J. Mol. Biol. (2004) 335, 811-822.

Thermoactinomyces vulgaris
R-47 alpha-Amylase 2 (1JT2 etc.)
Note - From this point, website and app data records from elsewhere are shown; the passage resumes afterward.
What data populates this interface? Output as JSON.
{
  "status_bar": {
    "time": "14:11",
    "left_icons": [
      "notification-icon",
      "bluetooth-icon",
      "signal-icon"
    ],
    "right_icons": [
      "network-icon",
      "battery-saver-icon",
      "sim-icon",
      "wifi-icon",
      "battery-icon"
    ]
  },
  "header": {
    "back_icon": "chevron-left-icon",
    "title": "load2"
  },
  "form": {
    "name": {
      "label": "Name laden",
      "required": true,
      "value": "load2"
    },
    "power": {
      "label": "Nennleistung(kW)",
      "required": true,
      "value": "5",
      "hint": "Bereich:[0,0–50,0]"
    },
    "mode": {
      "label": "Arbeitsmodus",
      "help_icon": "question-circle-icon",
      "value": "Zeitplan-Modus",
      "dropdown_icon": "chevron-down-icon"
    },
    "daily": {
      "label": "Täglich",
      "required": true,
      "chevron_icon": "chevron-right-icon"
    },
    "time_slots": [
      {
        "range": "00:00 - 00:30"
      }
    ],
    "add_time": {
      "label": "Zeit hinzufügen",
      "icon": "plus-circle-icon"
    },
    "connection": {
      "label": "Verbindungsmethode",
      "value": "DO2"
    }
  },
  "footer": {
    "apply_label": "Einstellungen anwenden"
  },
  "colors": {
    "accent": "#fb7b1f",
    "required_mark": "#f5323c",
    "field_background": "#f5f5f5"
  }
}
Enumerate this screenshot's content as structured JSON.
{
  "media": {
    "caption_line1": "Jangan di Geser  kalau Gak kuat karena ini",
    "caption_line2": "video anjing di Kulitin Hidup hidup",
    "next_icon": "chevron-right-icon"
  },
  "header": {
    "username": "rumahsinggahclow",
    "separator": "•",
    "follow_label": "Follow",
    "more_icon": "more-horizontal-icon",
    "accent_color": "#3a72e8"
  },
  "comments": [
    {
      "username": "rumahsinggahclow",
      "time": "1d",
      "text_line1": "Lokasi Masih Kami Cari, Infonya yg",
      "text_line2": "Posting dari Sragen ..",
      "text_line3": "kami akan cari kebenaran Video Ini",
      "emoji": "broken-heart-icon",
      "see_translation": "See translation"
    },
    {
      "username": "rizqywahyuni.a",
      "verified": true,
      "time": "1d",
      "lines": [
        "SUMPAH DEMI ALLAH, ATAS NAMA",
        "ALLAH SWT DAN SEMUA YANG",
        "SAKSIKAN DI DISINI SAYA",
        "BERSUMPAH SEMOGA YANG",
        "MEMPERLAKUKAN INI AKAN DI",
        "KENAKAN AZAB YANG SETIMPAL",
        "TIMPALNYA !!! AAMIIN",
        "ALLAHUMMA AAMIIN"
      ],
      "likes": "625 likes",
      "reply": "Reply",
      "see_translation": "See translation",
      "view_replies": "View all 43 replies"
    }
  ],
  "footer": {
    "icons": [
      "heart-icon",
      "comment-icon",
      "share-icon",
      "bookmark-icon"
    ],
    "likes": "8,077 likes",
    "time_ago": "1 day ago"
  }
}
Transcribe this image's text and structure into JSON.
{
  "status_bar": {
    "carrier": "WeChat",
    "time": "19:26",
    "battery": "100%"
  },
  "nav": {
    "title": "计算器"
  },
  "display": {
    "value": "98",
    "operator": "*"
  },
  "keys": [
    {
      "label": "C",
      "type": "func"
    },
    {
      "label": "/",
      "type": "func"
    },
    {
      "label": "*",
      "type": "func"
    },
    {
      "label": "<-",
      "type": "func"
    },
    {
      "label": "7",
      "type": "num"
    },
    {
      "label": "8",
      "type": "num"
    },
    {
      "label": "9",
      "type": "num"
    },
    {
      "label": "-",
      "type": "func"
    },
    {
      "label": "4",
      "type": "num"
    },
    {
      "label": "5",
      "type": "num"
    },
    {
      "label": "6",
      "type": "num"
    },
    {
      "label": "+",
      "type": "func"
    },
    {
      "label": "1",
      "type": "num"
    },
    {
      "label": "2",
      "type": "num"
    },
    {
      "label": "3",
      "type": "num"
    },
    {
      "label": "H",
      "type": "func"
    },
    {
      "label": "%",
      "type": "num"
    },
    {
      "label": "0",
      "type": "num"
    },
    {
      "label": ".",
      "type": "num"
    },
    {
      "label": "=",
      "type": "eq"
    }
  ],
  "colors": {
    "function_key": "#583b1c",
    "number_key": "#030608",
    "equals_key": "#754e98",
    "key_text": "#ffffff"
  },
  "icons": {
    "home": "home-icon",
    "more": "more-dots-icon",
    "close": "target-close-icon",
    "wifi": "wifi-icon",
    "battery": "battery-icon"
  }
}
 Thermoactinomyces vulgaris R-47 alpha-amylase 2 (TVAII) has the unique ability to hydrolyze cyclodextrins (CDs) with various sized cavities, as well as starch. To understand the relationship between structure and substrate specificity, X-ray structures of a TVAII/acarbose complex and inactive mutant TVAII (D325N·D421N)/alpha-, beta- and gamma-CDs complexes were determined at resolutions of 2.9 Å, 2.9 Å, 2.8 Å and 3.1 Å, respectively. In all complexes, the interactions between ligands and enzymes at subsites -1, -2 and -3 were almost the same, but striking differences in the catalytic site structure were found at subsites +1 and +2, where Trp356 and Tyr374 changed the conformation of the side chain depending on the structure and size of the ligands. Trp356 and Tyr374 are thought to be responsible for the multiple substrate-recognition mechanism of TVAII, providing the unique substrate specificity. In the beta-CD complex, the beta-CD maintains a regular conical structure, making it difficult for Glu354 to protonate the O4 atom at the hydrolyzing site as a previously proposed hydrolyzing mechanism of a-amylase. From the X-ray structures, it is suggested that the protonation of the O4 atom is possibly carried out via a hydrogen atom of the inter-glucose hydrogen bond at the hydrolyzing site.
J. Biol. Chem. (2004) 279, 31033-31040.